Though she has difficulty seeing and walking (her motorized wheelchair sports a Cadillac sticker) Pearl still takes the occasional excursion; Dorothy took her out recently for corned beef and cabbage and a manhattan, and they usually go out for her birthday, which is a big affair. A few years ago they went to see Forever Plaid and Always...Patsy Cline. But mostly she sticks around the shop. "I come down here so I can live happier the few years I have left," says Pearl.
The corsage work has been dropping off since the 1980s. "Ever since blue jeans," says Pearl. "Ever since they started dressing down." But Dorothy still decorates the windows for each holiday and Pearl gives poinsettias and lilies to her friends and tenants for Christmas and Easter. Over Valentine's Day the shop sold exactly two plants.
Her arthritis has made it impossible to keep up with her church clients, because she can't lift heavy things. The funeral business has also dried up. "We thought the business would always continue, because people always die," says Dorothy. "But now they always say to give to a charity in lieu of flowers."
Still, Pearl has never really retired. Dorothy recently picked up some plants and flowers for Easter, and they've already sold a few. The business loses money, but Pearl says it's worth it. "I can wake up and be ever so tired and crabby. I come down here and wow--they really keep me going."
At 10:15, one of Pearl's tenants, Gladys, sits down. She moved in when she was nine, and has lived on Fletcher about 65 years. When she doesn't check in, Pearl calls her. Today she's full of news about her trip to the Navy Pier flower show and her long, drawn-out search to find WGN radio personality Spike O'Dell.
In the middle of the story Debbie's five-year-old bursts in. "Does your mother know you're here?" Dorothy asks. "No!" he says.
Pat leaves, and Debbie comes and collects her son. "He's a little dickens, but he is cute," says Pearl.
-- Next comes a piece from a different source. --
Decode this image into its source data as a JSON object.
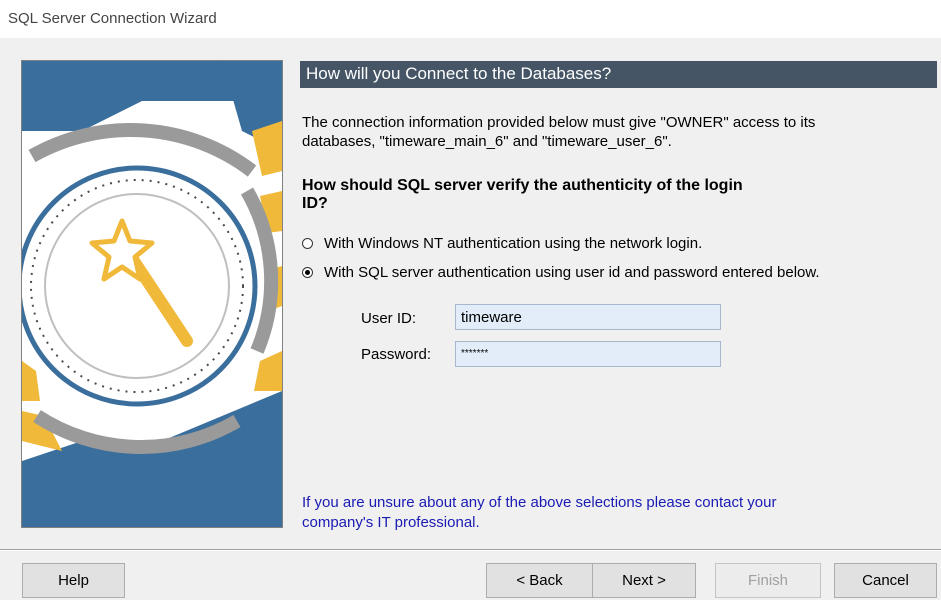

At 10:40 Mike pops in, on the way back from his stockbroker's. "I have a question," he says. "Can I walk my dog?"
Art accompanying story in printed newspaper (not available in this archive): photos/Cynthia Howe.